McNeill sees gesture as the imagistic half of a total thought. Ideas originate in what he calls the ‘growth point’ – a moment of instability, of disturbance which separates itself from the cognitive background. To develop into a thought, the growth point erupts in two dimensions: the analytic/syntactic/sequential (words coming out to form a sentence) and the synthetic/imagistic/simultaneous (gestures coming out to encapsulate the whole idea). These two dimensions are very reliably coordinated, with the main beat of the gesture arriving either simultaneouly with the key word of the sentence, or just before, being held until the key word is said. McNeill derived this theory from detailed, repeated observation of how people express their ideas, and also the effects on their expression when the process is inhibited or disrupted.
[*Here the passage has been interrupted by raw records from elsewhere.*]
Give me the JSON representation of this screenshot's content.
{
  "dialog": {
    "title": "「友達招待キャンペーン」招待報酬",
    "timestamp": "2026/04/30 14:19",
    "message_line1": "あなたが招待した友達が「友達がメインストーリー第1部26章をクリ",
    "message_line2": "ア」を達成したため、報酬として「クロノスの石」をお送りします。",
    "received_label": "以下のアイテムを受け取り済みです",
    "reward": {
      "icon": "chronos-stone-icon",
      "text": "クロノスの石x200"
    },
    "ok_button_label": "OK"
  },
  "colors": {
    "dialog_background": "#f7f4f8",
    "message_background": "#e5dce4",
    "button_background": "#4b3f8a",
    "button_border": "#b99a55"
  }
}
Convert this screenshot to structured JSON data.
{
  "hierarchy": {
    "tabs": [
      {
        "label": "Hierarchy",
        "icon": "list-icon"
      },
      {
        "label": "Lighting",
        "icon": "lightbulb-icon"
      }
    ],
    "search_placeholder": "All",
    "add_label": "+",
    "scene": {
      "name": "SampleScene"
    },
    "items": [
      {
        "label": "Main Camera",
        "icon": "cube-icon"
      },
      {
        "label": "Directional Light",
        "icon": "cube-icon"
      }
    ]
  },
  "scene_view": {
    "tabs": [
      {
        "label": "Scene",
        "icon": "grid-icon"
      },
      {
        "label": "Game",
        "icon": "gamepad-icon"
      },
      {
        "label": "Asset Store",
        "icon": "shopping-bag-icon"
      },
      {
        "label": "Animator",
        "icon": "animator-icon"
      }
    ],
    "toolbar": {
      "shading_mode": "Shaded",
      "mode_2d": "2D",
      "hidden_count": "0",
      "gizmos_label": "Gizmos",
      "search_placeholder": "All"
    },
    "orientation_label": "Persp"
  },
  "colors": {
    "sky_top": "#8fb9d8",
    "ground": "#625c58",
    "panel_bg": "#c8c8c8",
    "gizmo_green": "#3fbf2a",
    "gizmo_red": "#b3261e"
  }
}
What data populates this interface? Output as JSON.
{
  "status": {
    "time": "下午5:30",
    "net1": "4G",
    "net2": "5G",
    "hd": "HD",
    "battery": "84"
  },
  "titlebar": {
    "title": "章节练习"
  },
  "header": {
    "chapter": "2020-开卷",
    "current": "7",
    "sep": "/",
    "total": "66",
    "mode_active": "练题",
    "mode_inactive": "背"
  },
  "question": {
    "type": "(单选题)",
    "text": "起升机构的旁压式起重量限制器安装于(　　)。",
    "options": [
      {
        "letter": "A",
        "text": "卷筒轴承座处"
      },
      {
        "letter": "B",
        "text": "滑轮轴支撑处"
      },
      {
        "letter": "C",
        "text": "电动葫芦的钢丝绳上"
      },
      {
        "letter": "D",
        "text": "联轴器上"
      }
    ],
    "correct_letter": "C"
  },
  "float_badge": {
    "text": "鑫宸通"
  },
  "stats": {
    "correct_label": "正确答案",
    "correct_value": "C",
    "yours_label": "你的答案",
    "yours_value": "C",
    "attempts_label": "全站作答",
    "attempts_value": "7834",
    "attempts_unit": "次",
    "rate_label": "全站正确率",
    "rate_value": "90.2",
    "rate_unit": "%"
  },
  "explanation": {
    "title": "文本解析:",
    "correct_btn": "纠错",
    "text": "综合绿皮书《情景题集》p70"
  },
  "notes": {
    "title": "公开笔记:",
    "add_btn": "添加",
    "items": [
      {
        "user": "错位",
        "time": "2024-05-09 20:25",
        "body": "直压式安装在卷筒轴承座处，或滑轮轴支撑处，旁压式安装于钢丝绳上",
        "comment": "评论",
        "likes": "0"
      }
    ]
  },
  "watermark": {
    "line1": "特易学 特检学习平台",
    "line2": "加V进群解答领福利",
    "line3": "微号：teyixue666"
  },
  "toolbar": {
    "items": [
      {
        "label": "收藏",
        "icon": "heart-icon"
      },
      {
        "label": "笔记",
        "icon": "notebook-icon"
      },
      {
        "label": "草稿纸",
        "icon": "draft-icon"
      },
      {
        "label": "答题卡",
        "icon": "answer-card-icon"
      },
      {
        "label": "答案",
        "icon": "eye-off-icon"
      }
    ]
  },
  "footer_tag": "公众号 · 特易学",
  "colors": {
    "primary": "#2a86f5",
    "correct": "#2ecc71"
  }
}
So, the first aspect that transfers to the performing singer is the effect of preventing gesture. Empirical studies have shown that when people are prevented from using their hands as they speak, two things happen: they use their faces more actively, and their verbal imagery becomes less varied and interesting. This explains why singers can seem under-expressive if they discipline themselves to keep their hands completely still – as gesture is part of thought, inhibiting gesture makes it hard to think. And one does see recitalists with still hands but over-active faces too. So removing gestural distractions from the performance by sheer brute force may be artistically counter-productive.

But the distractions are still an issue of course. And McNeill gives us scope to analyse the problem in two dimensions. The first is the frequency of the gestures. Song-accompanying gestures are distracting when they are busy, when they arrive every bar or even more often – and the reason they are distracting is that they invite us to think of each little unit of musical material as a separate thought rather than taking in the sense of the whole. These frequent gestures thus tell us that the singer is in very local, short-range passages of musical time – and ones which quite possibly cut against the sense of the words. The way to deal with this is therefore to help the singer think in larger units, and identify the focal points on a broader scale, not just pin their hands down.

The second is form of the gesture. McNeill tells us that the greater the growth point differentiates itself from the cognitive background, the more elaborate the gesture is. That is, surprising thoughts produce more extravagant gestures. Now, singers who gesture over-frequently often also display very little variety of form in their gestures. They will often be quite a generalised, circular motion, endlessly repeated, with the only differentiation that of size. This tells us that they’re thinking about the music in a somewhat generic way – and indeed, it could be that if you’re thinking primarily in very small chunks of music, there aren’t very interesting thoughts to have about it. Developing a more architectonic approach to both music and words will throw the attention onto what are the really surprising moments in the overall narrative.

In both of these cases, you can use the idea of the growth point and its unfolding to aid the mental process of developing a longer-range understanding of the music. It’s easier to have a thought if you join in with the gesture that it produces (which is why people coordinate their movements in conversation – it makes mutual understanding easier). So, developing your gestural approach to a piece integrally with your musical and poetic conception of it should aid both the your control over what you’re doing as a singer and the audience’s understanding of your interpretation.

Archive by date

Syndicate content